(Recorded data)

★ ★ ★

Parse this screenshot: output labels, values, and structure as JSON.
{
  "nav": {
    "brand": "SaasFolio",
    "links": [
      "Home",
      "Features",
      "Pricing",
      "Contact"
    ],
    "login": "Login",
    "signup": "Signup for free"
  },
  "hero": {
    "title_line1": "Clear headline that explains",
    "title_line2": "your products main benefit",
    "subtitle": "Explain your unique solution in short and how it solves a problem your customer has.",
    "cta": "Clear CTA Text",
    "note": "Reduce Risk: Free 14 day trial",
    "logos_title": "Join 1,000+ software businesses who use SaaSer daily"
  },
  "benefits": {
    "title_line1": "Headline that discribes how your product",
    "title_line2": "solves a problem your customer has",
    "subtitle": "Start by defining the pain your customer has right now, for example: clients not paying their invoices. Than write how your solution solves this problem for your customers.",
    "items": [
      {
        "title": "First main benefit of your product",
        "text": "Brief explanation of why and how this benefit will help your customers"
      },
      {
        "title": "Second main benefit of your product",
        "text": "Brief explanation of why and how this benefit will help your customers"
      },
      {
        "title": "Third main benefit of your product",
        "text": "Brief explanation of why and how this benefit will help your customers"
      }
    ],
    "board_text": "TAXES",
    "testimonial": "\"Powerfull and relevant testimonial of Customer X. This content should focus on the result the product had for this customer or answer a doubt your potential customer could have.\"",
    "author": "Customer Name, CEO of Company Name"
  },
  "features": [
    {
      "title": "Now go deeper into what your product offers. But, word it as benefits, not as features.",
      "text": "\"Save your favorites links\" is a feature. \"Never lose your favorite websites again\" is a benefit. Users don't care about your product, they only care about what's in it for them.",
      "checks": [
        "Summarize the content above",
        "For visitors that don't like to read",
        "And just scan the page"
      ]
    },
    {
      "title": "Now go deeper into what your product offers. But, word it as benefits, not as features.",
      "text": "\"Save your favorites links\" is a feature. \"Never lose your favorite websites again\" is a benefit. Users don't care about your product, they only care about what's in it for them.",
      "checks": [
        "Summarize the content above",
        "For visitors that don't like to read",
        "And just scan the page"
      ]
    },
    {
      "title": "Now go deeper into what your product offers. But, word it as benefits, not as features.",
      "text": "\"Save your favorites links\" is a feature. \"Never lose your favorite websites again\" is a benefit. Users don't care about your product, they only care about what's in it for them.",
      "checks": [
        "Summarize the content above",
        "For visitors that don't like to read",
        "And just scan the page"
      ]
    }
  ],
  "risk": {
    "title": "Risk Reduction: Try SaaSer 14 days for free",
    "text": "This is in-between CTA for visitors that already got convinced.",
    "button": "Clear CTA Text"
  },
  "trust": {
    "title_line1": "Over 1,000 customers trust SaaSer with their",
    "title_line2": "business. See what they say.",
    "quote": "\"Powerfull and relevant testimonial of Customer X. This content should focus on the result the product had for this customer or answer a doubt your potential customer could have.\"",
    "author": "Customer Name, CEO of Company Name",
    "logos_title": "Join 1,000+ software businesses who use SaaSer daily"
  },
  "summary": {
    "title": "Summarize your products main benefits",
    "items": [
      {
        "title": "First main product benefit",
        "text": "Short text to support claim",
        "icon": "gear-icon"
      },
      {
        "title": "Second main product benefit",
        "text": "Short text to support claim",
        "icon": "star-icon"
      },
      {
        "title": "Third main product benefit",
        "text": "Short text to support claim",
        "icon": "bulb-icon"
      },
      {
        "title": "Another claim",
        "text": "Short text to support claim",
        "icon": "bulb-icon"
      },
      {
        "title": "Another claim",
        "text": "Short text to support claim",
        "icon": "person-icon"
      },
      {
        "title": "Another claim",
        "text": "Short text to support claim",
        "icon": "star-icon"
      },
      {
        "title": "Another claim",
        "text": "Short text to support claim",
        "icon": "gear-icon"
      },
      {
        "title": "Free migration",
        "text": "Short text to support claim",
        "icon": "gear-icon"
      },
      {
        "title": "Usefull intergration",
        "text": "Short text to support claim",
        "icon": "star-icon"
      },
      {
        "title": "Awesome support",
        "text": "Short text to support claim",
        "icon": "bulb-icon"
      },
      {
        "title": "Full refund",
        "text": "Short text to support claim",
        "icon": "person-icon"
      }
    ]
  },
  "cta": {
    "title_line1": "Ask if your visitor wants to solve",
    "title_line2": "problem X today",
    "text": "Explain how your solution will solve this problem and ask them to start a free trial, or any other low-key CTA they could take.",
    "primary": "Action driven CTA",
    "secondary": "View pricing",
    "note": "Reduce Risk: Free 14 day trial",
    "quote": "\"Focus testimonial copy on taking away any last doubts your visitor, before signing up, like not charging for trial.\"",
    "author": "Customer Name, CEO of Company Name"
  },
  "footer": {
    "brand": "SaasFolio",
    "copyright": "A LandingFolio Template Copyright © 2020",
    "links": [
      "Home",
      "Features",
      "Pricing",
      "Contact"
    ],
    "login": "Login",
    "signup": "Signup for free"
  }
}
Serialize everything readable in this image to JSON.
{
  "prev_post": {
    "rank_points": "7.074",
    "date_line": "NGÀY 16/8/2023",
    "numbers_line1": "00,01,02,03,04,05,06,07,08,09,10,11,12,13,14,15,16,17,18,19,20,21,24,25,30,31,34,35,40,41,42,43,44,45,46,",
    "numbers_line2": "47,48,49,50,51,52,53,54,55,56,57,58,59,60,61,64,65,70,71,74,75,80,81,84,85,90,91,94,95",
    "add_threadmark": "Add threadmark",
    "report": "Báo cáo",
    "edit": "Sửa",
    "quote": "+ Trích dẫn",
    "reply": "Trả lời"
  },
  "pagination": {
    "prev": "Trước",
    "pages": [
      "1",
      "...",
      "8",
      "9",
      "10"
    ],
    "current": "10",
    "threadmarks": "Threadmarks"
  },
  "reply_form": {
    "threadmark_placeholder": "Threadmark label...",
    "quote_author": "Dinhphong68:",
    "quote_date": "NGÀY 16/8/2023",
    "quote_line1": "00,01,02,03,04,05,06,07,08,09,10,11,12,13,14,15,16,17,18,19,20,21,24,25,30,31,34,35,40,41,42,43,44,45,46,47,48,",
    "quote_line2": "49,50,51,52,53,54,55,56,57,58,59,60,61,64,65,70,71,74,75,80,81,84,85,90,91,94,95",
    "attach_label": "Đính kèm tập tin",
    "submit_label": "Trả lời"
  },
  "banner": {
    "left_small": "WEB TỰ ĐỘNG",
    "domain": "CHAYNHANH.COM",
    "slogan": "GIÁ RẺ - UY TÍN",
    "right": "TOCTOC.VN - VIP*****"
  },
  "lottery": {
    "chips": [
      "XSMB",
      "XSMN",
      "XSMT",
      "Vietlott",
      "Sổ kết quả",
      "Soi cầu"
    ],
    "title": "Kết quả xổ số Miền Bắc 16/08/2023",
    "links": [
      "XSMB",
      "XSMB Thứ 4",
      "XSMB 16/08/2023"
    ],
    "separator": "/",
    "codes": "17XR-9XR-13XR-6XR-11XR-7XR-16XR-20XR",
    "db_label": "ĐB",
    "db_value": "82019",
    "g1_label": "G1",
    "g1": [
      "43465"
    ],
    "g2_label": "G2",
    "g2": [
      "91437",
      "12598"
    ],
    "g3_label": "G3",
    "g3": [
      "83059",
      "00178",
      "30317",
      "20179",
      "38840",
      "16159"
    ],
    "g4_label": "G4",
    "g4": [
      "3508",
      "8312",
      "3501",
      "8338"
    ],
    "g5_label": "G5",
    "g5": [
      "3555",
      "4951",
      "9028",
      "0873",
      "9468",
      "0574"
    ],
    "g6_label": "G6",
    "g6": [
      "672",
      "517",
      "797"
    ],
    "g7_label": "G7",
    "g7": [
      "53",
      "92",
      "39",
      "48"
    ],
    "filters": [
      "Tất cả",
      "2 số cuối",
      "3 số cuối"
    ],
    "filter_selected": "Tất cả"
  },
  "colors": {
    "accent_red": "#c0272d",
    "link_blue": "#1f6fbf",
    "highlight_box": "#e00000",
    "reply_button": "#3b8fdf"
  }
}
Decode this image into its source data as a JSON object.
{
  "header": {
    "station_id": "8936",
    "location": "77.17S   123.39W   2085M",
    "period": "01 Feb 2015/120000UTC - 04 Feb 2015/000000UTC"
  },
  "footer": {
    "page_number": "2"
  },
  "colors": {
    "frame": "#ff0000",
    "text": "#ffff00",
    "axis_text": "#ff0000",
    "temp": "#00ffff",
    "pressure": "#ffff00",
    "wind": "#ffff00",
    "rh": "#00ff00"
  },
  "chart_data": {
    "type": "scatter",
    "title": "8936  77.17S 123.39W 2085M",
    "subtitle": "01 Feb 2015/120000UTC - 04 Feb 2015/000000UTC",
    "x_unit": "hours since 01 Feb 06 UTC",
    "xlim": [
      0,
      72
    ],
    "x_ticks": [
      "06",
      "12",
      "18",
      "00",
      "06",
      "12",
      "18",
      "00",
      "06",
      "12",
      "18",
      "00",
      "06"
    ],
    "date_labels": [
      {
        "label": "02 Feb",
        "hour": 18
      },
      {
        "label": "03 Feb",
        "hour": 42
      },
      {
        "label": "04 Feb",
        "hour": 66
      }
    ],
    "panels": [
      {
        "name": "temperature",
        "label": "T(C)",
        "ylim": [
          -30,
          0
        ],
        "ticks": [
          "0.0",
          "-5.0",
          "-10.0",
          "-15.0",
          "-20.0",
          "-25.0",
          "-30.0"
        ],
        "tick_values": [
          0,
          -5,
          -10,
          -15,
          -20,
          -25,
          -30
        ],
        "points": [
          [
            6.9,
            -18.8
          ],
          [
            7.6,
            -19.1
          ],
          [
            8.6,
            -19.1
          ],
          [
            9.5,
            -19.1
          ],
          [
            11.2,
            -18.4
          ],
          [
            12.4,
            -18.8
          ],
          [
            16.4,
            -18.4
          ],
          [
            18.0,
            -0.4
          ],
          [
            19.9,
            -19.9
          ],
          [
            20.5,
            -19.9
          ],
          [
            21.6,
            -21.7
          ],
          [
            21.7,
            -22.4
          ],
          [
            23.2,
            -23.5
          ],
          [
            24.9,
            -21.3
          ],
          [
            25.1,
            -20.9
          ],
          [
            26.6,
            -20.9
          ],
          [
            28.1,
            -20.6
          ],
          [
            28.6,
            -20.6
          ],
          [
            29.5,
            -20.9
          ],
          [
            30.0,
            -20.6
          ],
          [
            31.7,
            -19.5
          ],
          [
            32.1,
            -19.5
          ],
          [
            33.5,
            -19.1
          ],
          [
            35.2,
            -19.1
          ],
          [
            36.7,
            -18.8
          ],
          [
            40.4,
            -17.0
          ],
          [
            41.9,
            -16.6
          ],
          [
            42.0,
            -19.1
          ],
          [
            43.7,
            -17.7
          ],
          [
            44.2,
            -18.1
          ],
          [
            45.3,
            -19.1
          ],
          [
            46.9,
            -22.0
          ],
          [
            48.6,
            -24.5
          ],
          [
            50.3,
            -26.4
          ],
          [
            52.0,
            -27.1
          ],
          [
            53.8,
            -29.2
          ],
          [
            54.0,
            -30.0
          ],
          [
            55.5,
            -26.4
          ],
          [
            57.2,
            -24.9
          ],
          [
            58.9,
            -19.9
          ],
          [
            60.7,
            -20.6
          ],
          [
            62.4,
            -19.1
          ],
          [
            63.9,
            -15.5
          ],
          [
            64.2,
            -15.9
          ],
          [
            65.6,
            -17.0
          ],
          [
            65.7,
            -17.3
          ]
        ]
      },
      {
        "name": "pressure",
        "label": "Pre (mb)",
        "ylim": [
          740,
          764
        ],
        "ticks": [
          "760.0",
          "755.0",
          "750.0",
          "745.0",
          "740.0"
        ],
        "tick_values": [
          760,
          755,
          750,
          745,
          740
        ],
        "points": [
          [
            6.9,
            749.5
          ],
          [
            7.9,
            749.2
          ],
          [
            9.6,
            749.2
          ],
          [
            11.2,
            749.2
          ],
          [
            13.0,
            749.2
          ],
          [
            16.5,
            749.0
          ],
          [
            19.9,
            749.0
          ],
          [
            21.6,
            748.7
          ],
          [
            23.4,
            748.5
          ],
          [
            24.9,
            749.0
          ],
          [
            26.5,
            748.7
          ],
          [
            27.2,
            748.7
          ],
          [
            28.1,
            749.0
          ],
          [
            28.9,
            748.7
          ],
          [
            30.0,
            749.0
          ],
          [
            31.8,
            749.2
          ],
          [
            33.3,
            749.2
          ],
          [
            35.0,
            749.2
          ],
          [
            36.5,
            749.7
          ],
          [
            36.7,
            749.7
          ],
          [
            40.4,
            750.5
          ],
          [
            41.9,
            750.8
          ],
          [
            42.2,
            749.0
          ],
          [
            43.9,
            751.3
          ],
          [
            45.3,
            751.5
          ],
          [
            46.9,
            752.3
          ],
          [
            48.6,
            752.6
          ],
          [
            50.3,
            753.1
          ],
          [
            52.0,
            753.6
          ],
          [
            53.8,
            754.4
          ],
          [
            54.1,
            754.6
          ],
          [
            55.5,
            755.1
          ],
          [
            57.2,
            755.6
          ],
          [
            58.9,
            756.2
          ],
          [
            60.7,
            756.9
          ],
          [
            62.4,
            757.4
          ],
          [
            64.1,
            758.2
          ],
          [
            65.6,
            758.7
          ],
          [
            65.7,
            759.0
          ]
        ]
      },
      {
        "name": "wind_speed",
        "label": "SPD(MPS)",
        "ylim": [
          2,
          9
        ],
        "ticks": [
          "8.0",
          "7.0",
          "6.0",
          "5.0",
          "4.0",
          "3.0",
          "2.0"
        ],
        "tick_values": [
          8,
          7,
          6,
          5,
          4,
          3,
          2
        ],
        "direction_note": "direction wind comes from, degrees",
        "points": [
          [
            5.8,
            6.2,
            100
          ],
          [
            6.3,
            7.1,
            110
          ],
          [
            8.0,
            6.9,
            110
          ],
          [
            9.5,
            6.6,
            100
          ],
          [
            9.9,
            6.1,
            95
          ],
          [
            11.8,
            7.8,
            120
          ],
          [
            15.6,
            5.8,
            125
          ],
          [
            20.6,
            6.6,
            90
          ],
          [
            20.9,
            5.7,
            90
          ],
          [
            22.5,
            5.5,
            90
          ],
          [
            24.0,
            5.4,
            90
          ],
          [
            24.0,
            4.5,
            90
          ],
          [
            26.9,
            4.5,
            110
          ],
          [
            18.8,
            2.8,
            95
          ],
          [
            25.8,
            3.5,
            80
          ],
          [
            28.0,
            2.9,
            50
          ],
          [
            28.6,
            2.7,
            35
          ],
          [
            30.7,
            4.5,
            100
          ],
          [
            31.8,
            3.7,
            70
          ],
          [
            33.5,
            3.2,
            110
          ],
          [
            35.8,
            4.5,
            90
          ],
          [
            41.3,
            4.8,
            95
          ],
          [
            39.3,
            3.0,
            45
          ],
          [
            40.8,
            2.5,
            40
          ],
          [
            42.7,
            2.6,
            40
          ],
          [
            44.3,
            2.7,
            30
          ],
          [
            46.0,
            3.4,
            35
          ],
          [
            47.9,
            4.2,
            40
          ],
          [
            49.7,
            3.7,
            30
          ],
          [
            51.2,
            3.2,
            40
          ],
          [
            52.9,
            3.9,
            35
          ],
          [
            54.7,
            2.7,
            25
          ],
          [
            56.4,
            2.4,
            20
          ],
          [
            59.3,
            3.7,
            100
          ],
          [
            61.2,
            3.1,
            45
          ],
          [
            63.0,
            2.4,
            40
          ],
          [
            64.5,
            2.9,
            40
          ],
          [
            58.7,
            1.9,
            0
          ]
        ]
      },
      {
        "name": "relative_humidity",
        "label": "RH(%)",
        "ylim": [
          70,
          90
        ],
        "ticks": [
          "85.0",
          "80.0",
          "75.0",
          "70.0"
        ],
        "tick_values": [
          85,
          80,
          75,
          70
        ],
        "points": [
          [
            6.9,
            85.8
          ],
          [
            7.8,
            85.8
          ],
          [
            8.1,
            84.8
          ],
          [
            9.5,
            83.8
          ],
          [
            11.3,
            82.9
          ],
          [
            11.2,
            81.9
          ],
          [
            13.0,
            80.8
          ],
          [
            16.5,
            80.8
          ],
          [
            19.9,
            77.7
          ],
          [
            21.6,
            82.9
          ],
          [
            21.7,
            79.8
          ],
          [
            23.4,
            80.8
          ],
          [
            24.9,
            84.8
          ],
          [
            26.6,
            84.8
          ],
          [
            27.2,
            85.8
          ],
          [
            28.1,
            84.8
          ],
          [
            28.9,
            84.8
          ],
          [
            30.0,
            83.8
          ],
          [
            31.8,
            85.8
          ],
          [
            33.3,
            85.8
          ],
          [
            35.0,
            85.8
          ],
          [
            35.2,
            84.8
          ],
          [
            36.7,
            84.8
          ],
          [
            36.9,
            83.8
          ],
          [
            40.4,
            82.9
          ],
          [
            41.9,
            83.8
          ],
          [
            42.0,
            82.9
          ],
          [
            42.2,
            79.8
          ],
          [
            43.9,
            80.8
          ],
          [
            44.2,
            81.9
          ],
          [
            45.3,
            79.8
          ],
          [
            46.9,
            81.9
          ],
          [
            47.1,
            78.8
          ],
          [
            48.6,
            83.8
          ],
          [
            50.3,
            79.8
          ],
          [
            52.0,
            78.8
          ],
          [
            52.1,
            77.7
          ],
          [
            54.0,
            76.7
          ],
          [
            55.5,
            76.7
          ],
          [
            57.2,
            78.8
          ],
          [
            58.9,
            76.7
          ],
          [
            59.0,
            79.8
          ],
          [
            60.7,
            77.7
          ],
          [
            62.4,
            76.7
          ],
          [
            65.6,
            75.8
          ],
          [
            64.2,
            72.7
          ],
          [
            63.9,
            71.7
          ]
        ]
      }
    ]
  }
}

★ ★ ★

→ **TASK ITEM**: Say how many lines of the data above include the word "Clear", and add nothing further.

→ **RESULT**: 3